(INFORMATION)

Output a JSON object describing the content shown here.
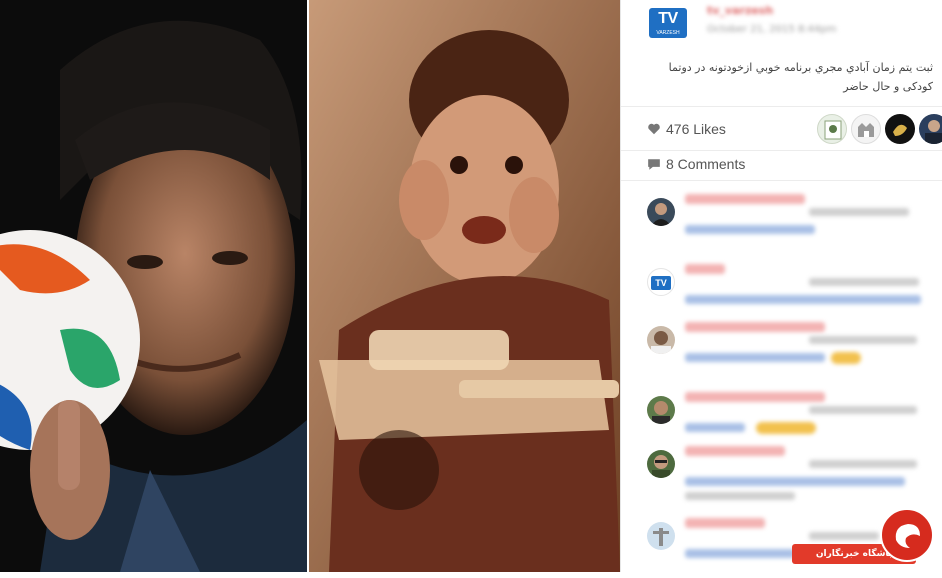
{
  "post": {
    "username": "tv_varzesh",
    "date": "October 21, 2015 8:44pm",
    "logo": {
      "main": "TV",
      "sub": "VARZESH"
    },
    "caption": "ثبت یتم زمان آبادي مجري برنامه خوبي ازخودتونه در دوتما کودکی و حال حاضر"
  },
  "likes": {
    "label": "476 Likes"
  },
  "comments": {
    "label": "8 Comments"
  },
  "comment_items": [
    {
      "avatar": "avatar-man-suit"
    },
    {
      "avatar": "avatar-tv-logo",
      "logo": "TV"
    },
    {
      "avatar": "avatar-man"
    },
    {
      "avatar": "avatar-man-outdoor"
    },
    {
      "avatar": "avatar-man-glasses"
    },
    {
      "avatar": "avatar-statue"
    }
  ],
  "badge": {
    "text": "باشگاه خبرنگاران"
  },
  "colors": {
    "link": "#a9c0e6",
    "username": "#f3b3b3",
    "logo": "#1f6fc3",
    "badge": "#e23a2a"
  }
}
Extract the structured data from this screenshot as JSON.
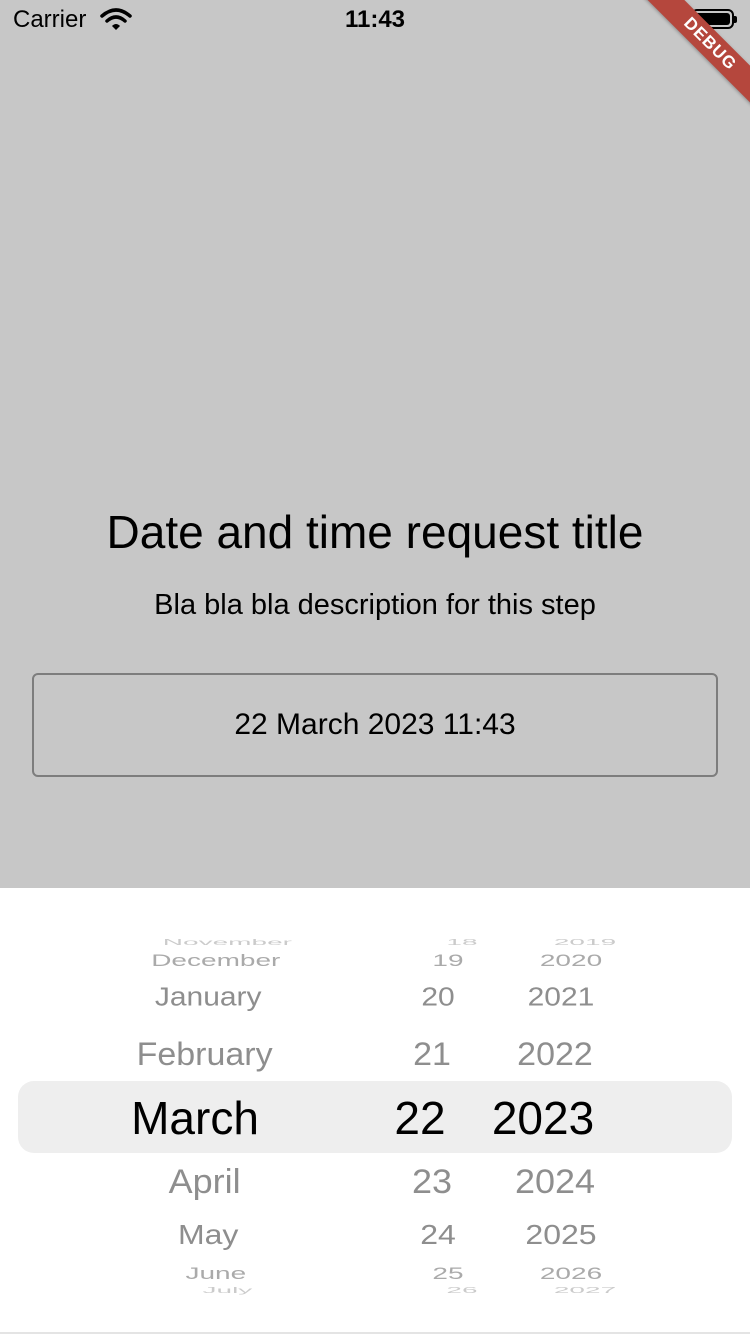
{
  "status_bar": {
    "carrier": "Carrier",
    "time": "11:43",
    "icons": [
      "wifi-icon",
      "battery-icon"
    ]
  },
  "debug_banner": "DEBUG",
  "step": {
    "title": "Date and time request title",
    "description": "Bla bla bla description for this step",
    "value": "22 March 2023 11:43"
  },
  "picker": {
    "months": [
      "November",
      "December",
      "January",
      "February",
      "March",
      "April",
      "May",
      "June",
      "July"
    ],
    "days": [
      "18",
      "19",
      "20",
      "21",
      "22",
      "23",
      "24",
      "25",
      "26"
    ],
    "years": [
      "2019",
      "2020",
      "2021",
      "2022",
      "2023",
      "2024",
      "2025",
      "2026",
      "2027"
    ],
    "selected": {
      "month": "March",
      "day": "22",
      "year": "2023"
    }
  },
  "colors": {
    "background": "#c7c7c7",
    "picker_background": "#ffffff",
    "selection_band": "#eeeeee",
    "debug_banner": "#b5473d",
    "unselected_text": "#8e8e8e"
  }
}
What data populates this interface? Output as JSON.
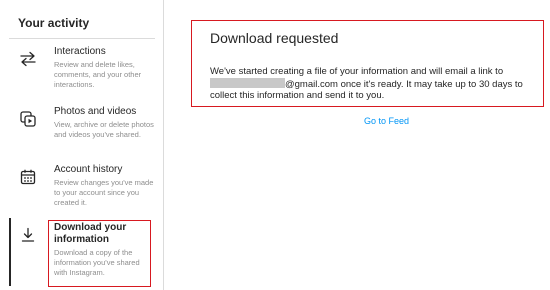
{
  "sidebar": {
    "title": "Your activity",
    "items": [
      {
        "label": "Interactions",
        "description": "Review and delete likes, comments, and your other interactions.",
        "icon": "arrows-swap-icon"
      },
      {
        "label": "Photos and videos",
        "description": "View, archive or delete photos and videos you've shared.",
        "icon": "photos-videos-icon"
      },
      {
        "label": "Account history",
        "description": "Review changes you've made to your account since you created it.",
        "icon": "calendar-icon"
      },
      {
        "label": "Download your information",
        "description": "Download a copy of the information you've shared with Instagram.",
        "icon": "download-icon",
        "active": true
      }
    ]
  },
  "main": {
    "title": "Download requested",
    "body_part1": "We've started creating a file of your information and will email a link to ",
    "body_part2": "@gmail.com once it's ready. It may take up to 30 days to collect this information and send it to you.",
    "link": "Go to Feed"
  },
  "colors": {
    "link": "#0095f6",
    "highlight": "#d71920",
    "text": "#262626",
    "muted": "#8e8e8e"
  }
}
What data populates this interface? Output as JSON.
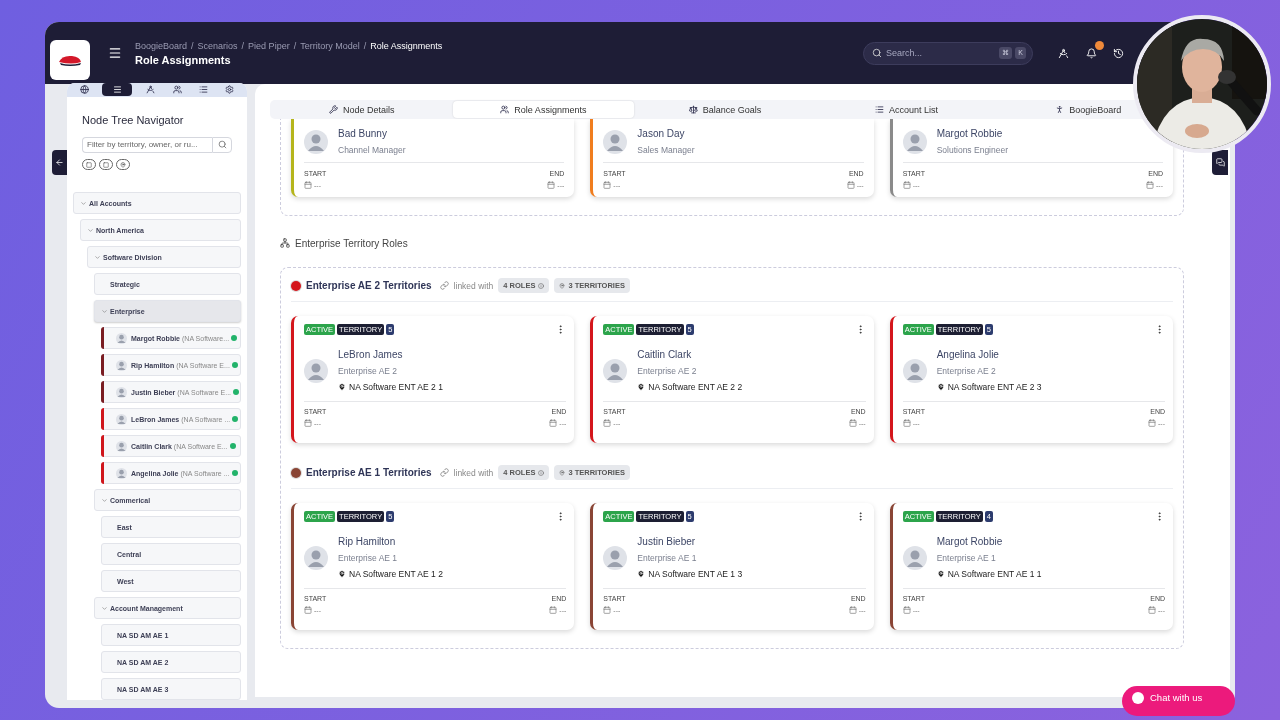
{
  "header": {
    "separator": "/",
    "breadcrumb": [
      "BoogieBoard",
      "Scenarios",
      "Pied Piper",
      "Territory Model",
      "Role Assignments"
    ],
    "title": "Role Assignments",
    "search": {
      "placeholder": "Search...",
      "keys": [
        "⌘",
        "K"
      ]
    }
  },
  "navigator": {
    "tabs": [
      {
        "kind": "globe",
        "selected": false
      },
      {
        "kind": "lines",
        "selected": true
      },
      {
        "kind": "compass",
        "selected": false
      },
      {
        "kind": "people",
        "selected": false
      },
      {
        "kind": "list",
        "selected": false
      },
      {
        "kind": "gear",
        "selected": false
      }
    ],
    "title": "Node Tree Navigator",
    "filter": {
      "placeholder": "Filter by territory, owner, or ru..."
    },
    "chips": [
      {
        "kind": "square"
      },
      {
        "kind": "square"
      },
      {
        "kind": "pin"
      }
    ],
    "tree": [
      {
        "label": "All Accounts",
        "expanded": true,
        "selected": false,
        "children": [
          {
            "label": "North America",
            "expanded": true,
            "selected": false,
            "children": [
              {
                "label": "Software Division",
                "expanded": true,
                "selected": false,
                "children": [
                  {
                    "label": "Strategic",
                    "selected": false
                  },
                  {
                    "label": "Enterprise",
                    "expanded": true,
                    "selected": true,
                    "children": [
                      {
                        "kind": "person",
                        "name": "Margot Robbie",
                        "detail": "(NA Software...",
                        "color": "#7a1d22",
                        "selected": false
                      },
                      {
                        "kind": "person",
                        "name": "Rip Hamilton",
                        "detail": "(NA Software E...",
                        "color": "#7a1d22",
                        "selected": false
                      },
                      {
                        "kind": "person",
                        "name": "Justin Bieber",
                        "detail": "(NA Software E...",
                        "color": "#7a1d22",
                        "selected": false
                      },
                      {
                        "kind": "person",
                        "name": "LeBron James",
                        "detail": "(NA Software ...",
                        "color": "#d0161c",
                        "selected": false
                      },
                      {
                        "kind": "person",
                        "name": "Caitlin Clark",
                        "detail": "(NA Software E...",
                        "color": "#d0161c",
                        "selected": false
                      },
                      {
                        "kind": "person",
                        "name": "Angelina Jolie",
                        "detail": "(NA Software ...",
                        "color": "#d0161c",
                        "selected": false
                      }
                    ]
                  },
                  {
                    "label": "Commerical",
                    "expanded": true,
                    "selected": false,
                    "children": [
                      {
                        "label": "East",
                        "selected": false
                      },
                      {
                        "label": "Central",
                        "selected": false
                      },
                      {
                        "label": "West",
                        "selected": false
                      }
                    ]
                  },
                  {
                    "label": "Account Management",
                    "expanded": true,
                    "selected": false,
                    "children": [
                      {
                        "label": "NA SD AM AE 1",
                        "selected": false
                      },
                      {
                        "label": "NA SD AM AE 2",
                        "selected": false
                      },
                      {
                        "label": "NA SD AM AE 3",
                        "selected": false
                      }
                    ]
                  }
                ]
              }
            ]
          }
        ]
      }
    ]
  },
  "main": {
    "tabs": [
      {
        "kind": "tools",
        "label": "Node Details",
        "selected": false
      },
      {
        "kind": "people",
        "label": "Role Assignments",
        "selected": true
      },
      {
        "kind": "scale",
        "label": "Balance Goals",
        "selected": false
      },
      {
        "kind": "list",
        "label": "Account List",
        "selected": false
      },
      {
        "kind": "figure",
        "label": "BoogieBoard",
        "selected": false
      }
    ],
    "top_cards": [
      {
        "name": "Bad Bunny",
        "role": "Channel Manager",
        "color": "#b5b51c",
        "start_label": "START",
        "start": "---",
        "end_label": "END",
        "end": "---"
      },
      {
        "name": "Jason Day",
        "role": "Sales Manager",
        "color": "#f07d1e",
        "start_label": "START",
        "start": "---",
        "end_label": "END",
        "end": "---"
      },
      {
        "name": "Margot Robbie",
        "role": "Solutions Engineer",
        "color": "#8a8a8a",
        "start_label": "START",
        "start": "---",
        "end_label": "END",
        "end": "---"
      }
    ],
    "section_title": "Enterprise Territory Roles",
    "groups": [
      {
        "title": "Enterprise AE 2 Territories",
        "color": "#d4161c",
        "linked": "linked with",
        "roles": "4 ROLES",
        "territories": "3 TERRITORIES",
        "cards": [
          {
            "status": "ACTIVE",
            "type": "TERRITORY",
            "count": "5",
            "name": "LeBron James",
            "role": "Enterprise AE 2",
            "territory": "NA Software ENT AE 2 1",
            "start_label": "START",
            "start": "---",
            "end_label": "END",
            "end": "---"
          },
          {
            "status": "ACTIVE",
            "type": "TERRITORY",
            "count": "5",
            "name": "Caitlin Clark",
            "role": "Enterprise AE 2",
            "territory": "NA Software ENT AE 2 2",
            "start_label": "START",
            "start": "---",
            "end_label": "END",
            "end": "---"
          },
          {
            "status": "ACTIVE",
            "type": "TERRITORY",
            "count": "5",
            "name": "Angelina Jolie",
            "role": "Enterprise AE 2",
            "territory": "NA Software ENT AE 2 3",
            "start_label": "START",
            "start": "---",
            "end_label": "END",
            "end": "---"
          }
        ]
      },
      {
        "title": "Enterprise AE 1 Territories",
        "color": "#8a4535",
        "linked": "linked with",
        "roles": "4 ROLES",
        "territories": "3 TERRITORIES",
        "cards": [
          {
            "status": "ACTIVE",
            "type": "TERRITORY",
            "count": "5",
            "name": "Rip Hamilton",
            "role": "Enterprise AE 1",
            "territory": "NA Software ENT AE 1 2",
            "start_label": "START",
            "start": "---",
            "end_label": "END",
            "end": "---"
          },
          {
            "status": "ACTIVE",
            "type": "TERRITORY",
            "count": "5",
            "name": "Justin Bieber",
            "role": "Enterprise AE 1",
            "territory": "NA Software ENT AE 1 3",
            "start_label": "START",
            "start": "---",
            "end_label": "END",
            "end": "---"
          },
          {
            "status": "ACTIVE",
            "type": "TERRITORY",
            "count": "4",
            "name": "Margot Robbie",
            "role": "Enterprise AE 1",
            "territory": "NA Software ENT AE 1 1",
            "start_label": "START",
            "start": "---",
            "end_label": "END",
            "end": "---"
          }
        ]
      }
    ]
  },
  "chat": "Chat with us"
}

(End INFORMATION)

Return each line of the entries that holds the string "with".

        "description": "Download a copy of the information you've shared with Instagram.",
        "linked": "linked with",
        "linked": "linked with",
  "chat": "Chat with us"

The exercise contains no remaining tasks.